Heaven Beats Iowa by Cub Scout Bowling Pins album review by Gregory Adams for Northern Transmissions

Rockathon

7.5

Cub Scout Bowling Pins

Heaven Beats Iowa

Robert Pollard would have been 10 years old when the Ohio Express’ inescapable “Yummy Yummy Yummy” hit number four on the charts in the spring of 1968. Across 32 albums and counting, the Dayton, Ohio musician’s Guided By Voices have often paid homage to the raucous windmill guitar work of the Who, but on the debut EP from Pollard’s new Cub Scout Bowling Pins project, it turns out that— some 53 years later— the bubblegum snap of the Super K Productions hit factory made an impression on him, too.

The staccato, introductory bursts of guitar and snare on “Heaven Beats Iowa,” for instance, match “Yummy Yummy Yummy” beat-for-beat; a jubilant Farfisa organ melody, meanwhile, might owe more to 1910 Fruit Gum Company’s “1,2,3 Red Light”. But while Cub Scout Bowling Pins have a knack for recreating this vintage feel, the song isn’t mere pastiche. In a true-to-GBV way, it’s deceptively complex, cramming countless chord changes into its sub-three-minute framework. Contrasting Ohio Express hired gun Joey Levine’s adenoidal sweetness, Pollard’s vocals are unnaturally eerie and textural.
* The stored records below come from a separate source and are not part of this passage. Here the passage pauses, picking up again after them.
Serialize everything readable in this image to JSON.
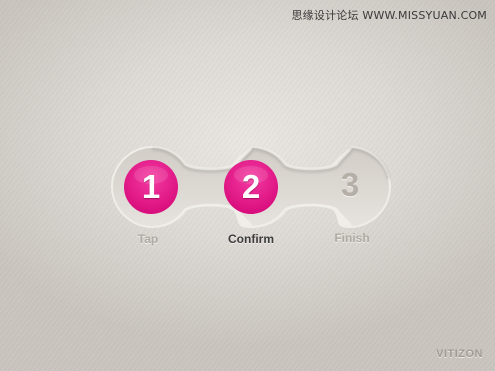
{
  "watermark": "思缘设计论坛 WWW.MISSYUAN.COM",
  "stepper": {
    "accent_color": "#e5138a",
    "steps": [
      {
        "number": "1",
        "label": "Tap",
        "state": "done"
      },
      {
        "number": "2",
        "label": "Confirm",
        "state": "active"
      },
      {
        "number": "3",
        "label": "Finish",
        "state": "upcoming"
      }
    ]
  },
  "brand": "VITIZON"
}
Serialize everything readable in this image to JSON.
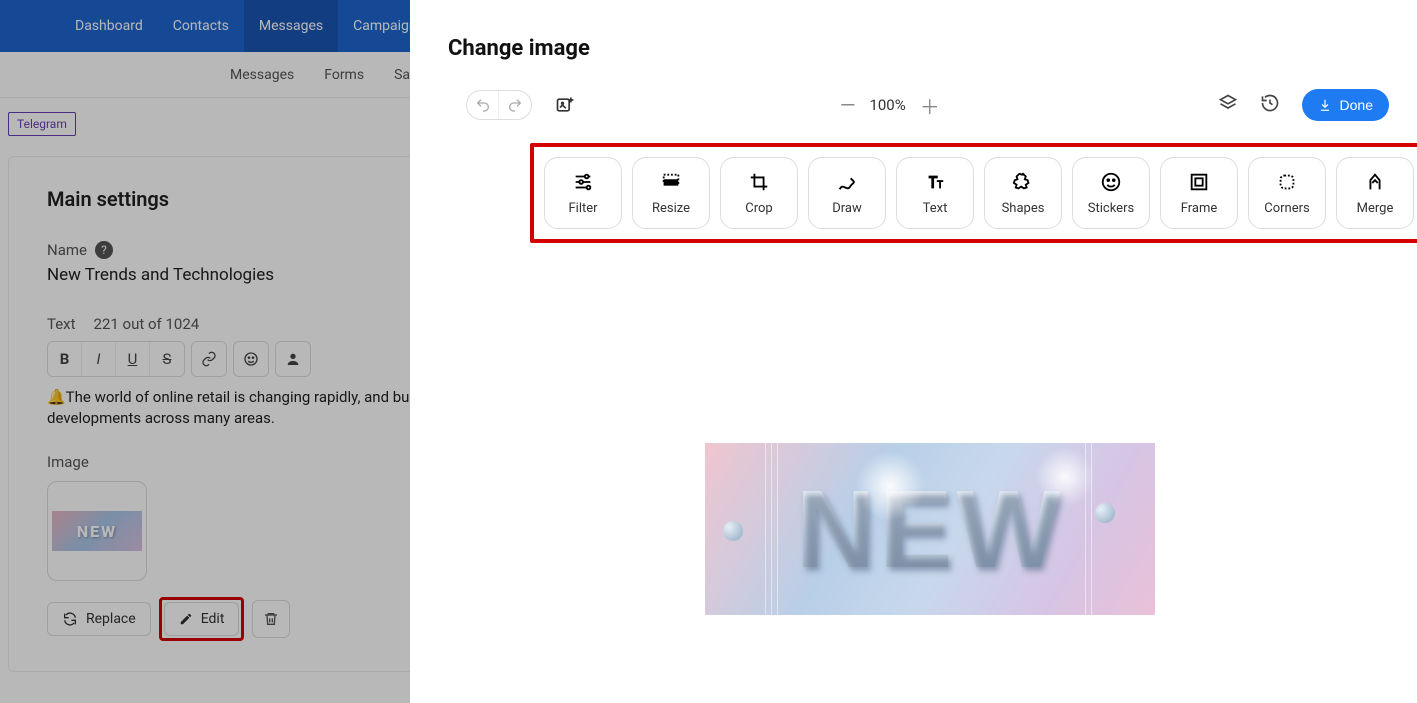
{
  "nav": {
    "dashboard": "Dashboard",
    "contacts": "Contacts",
    "messages": "Messages",
    "campaigns": "Campaigns"
  },
  "subnav": {
    "messages": "Messages",
    "forms": "Forms",
    "saved": "Saved"
  },
  "chip": "Telegram",
  "settings": {
    "title": "Main settings",
    "name_label": "Name",
    "name_value": "New Trends and Technologies",
    "text_label": "Text",
    "text_counter": "221 out of 1024",
    "body": "🔔The world of online retail is changing rapidly, and businesses that want to remain competitive must stay up-to-date with the latest trends and technologies. In 2024, we expect significant developments across many areas.",
    "image_label": "Image",
    "thumb_text": "NEW",
    "replace": "Replace",
    "edit": "Edit"
  },
  "editor": {
    "title": "Change image",
    "zoom": "100%",
    "done": "Done",
    "tools": {
      "filter": "Filter",
      "resize": "Resize",
      "crop": "Crop",
      "draw": "Draw",
      "text": "Text",
      "shapes": "Shapes",
      "stickers": "Stickers",
      "frame": "Frame",
      "corners": "Corners",
      "merge": "Merge"
    },
    "canvas_text": "NEW"
  }
}
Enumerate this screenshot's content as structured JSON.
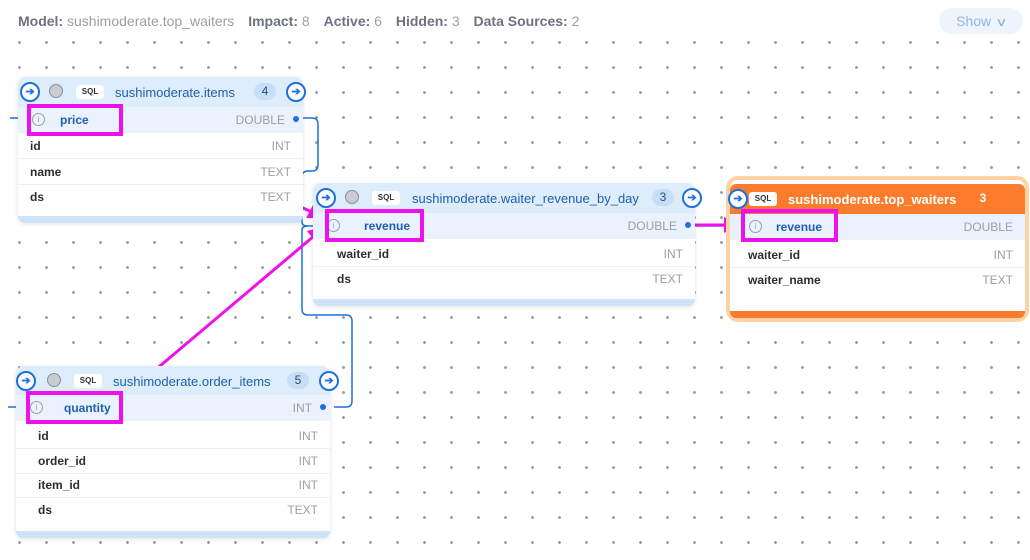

Possibly pitched-down, with a wobbly rotary speaker sound further warping each syllable. The poetry of the chorus’ “it never seems quite real to a ghost behind the wheel” lands more enigmatically than the lovely-to-love-your-lovin’ inanity of bubblegum’s first wave (though there’s something slyly subversive about that aesthetic, too).

Heaven Beats Iowa doesn’t solely go for the saccharine, though. Opener “Hobson’s Beef” is a monstrously meaty, amps-to-11 workout; “Gear Balloon Mousetrap” turns its Mad Libs title an earworm of a mantra; “Funnel Cake Museum” floats some Wings-circa-“Jet”-styled guitarmonies into a supremely stomping arrangement. The 76-second “School School” pummels away with the same kind of care-free, quadrophenic ferocity of GBV’s biggest micro-anthems, and while brief, there’s still plenty of time for Pollard to get in a couple of his legendary high-kicks. The six-song set caps with the truly perfect “Heaven Beats Iowa” fading out into infinity.

While Pollard is certainly one of indie rock’s most celebrated songwriters, it’s still easy to take his presence for granted. Last year alone, he and the current iteration of Guided By Voices project delivered a hefty 48 songs across three full-length releases; 68 songs across three albums the year prior. If you’ve ever been overwhelmed by the size and scope of Pollard’s collected discography (which also includes solo albums, side-ventures like Ricked Wicky and Boston Spaceships, and so much more), the 13-minute Heaven Beats Iowa is an impressively compact, approachable, and punchy listen. And like the best kinds of bubblegum, the aftertaste is long-lasting.

Pre-order Heaven Beats Iowa here